I love making Christmas cookies though I don’t make as many as I used to when our kids were still at home. This is a recipe I’ve made most years since I found the recipe. The recipe is from a 1990’s Christmas cookie magazine.
One of the reasons I like the recipe is that the cookies are easy to make. It’s fun to make intricate Christmas cookies which are rolled out and cut into shapes, but sometimes it’s nice to have a cookie that tastes great, but is quickly made!
I was going to make these cookies and have step-by-step photos, but when I started to make them I realized I didn’t have enough granulated sugar and didn’t have time to go to the grocery store. 🙁 So instead I’m adding a photo of our Christmas tree from a few years ago!
The cracks on the surface give a hint of the rich, chewy texture inside.
1 Tbsp. coffee liqueur or milk
1 Tbsp. instant espresso powder or coffee crystals
4 oz. unsweetened chocolate, cut up
1½ C. granulated sugar
3 beaten eggs
½ C. cooking oil
2 tsp. baking powder
¼ tsp. salt
2 C. all-purpose flour
⅓ C. sifted powdered or granulated sugar
Stir together coffee liqueur or milk and espresso powder or coffee crystals in a small bowl or custard cup; set aside for a few minutes till coffee is dissolved (see Notes).
Place cut-up chocolate in a small saucepan.
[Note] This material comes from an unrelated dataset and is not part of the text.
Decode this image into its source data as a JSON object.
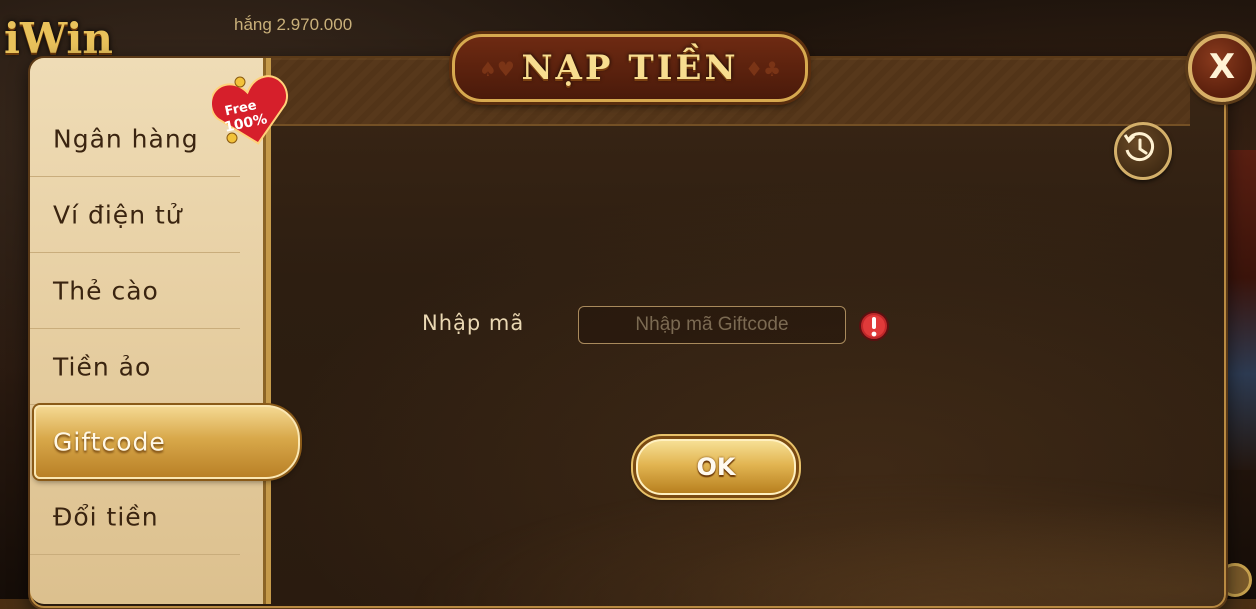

Cook and stir over low heat till melted (see Notes). Cool 15 minutes. Stir in granulated sugar being careful not to introduce any water into the chocolate.
Combine flour, baking powder and salt; mix well. Set aside.
Combine eggs, oil and espresso mixture in a large bowl. Add chocolate mixture. Gradually add flour mixture, stirring till thoroughly combined. Cover and chill 2 hours or till easy to handle.
Shape dough into I-inch balls. Roll in powdered sugar or granulated sugar to coat generously. Place 2 inches apart on lightly greased cookie sheets. Bake in a 375 degree oven for 7 to 9 minutes or till edges are just set. Cool on cookie sheets for 1 minute. Transfer to wire racks; cool completely. If desired, sprinkle with additional powdered sugar. Makes about 60.
- I sometimes use about 1½ tablespoons strong brewed coffee instead of the liqueur or coffee crystals. I have never used the milk or espresso powder. (I was given a Godiva chocolate liqueur about the same time I found this recipe and used that for years before I used it up!)
- I usually use the microwave to melt my chocolate. Follow the directions on the chocolate package for melting in the microwave. Be very careful not to introduce any water when you melt chocolate by itself. Chocolate is composed of fine, dry particles (cocoa and sugar) and fat (cocoa butter). When you melt chocolate, a few drops of water or even steam will moisten the dry particles and cause them to stick together and form a dull, dry, grainy mass, called seizing.